How The Blockchain Can Resolve Mass Data Hacking
Data breaches have become a going concern amongst the users of the internet. Could the Blockchain be the ultimate solution to preventing mass data hacking?
Data breaches have become a going concern amongst the users of the internet. With reports in recent times from institutions such as the U.S. State Department, the U.S Postal Service and the National Oceanic and Atmospheric Administration of cyber attacks and their computer systems being breached, the quest to resolve cyber security issue becomes increasingly popular as the perfect technology to protect the data of internet users has yet to be found. Could the Blockchain be the ultimate solution to preventing mass data hacking?
The Blockchain is seen as the main technological innovation of Bitcoin. It is a public ledger of all bitcoin transactions that have ever been executed.
The Blockchain is basically an authentication technology as every transaction is open for verification by every participant of this distributed ledger. Whether the Blockchain can be employed to tackle the problems of identity and data theft over the internet is yet to be verified.
Blockchain can be a part of the system
Vitalik Buterin is the founder of Ethereum, a decentralized platform for applications that run exactly as programmed without any chance of fraud, censorship or third-party interference. He explains that for users to have more control over their own data, Blockchains can be used in combination with other systems but not in isolation. Vitalik said:
“Blockchains are NOT a privacy solution. They are an authenticity solution. It is important that people understand this; blockchains can definitely be combined with other technologies to create systems that give the user more control over their own data, but they can't prevent data leaks themselves.”
Blockchain setup makes for excellent security
Roman Mandeleil holds a slightly firmer opinion though. Roman is also a lead developer of Ethereum.
Asked whether the Blockchain could finally solve the data hacking problem, Roman responded by saying:
“I think the identity hacking will be solved through blockchain because if your identity is controlled by one private key that is saved by you personally, there is no way to hack it, or at least much less than in the traditional database systems.”
Roman continued by saying that all the blockchains are based on the single mechanism and the objects on the blockchain are immutable, so nobody can actually change them.
In conclusion, he said:
“One of the biggest values of the blockchain is that you can't change the values by whim of the admin, nobody controls the chain; it's in short terms.”

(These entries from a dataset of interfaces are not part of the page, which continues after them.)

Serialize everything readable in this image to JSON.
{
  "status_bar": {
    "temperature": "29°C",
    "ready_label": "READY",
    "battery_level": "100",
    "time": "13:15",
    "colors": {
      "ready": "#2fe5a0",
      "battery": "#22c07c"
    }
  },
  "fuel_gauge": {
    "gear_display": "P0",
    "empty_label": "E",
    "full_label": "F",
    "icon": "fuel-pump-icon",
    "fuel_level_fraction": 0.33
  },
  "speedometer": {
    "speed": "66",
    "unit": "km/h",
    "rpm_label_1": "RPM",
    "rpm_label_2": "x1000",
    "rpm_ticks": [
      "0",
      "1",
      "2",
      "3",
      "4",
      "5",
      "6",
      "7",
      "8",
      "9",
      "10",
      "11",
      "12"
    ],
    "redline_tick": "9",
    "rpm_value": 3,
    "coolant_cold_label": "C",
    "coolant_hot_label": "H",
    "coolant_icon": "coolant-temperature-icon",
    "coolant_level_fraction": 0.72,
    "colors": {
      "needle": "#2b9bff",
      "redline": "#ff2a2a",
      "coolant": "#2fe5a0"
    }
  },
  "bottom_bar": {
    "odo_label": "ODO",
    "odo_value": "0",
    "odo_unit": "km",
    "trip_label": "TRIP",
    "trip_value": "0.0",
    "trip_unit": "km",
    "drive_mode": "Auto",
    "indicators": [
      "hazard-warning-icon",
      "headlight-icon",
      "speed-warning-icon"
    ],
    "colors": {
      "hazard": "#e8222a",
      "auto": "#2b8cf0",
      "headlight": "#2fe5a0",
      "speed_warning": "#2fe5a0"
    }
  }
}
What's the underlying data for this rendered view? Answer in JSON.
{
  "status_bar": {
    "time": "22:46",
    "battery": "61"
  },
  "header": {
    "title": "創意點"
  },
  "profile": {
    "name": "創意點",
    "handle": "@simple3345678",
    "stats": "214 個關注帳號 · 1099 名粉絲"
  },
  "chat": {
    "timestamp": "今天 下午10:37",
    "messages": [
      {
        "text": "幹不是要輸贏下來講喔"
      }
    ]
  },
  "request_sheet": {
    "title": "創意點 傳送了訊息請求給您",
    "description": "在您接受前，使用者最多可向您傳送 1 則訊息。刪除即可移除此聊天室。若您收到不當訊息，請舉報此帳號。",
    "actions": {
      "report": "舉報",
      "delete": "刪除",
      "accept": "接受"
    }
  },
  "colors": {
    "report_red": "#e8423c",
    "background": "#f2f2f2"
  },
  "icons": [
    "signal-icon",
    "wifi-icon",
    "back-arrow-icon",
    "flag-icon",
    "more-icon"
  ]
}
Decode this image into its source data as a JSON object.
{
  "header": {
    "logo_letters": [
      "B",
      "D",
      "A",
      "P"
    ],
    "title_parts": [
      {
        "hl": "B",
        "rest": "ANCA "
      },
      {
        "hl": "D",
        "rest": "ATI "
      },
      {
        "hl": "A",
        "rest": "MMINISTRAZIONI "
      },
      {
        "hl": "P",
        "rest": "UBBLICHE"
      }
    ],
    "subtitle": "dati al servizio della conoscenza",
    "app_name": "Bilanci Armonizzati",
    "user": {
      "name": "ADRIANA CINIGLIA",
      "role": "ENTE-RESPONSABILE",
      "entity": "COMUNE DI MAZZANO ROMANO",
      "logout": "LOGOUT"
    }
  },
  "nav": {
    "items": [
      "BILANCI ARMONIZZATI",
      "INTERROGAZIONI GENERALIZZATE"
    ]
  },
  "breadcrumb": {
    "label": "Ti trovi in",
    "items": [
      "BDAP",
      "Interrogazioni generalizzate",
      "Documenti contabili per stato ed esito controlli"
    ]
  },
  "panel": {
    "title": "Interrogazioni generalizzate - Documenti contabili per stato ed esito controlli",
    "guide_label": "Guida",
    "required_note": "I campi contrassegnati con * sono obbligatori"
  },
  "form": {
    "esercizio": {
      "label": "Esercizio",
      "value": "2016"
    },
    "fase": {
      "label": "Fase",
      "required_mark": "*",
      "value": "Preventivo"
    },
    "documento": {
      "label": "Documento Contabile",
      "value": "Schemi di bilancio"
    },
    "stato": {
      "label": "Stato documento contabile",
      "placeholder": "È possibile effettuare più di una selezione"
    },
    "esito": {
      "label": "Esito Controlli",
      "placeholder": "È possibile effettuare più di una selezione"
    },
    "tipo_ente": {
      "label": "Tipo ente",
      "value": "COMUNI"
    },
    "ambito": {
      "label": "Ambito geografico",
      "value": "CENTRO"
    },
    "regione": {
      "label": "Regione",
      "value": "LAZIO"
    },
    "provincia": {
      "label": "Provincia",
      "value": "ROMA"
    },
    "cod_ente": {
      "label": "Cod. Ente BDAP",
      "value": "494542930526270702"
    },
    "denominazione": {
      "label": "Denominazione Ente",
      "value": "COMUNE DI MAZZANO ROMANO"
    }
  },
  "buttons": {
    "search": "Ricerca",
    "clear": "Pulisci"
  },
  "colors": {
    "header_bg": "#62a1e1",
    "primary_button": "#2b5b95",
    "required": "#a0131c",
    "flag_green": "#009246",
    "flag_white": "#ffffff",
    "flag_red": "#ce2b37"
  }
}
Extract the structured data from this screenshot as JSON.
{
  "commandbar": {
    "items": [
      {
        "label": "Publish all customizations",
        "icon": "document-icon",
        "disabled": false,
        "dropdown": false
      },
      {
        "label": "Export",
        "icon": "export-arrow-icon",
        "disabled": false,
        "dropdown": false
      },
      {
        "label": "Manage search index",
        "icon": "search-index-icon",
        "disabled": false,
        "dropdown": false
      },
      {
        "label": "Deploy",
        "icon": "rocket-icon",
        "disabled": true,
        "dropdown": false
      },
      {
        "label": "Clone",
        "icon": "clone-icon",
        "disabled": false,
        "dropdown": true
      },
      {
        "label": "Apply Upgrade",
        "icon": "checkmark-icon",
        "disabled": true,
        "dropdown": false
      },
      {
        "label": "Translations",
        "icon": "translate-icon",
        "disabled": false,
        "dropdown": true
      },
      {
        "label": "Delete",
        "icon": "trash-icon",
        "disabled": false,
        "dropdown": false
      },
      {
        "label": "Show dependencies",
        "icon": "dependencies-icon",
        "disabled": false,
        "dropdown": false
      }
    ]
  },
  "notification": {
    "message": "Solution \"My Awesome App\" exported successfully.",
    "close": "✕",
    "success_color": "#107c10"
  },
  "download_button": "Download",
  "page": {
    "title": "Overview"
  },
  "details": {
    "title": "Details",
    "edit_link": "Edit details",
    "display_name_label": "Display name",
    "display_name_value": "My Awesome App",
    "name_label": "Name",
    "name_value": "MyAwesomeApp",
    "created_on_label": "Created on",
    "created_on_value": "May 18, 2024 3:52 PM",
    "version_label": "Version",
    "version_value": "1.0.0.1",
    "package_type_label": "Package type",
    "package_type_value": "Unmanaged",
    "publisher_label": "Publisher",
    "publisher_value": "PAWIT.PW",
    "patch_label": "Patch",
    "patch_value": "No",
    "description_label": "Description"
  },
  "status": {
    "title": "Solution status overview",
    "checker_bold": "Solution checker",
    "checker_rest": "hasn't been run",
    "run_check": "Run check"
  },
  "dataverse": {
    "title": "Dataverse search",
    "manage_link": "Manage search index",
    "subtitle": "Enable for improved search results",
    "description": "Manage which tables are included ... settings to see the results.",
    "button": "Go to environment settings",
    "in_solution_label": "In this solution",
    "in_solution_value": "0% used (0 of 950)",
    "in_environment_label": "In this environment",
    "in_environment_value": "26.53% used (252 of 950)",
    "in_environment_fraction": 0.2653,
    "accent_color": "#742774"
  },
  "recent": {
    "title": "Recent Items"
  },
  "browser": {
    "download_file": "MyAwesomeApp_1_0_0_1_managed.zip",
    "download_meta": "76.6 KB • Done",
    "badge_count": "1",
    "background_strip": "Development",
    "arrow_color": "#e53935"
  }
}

Technically, the Blockchain may not on its own be the eventual solution to data hacking and identity theft, but it stands as a major technological leap in the safety and security of private information being passed across cyber-space on a regular basis.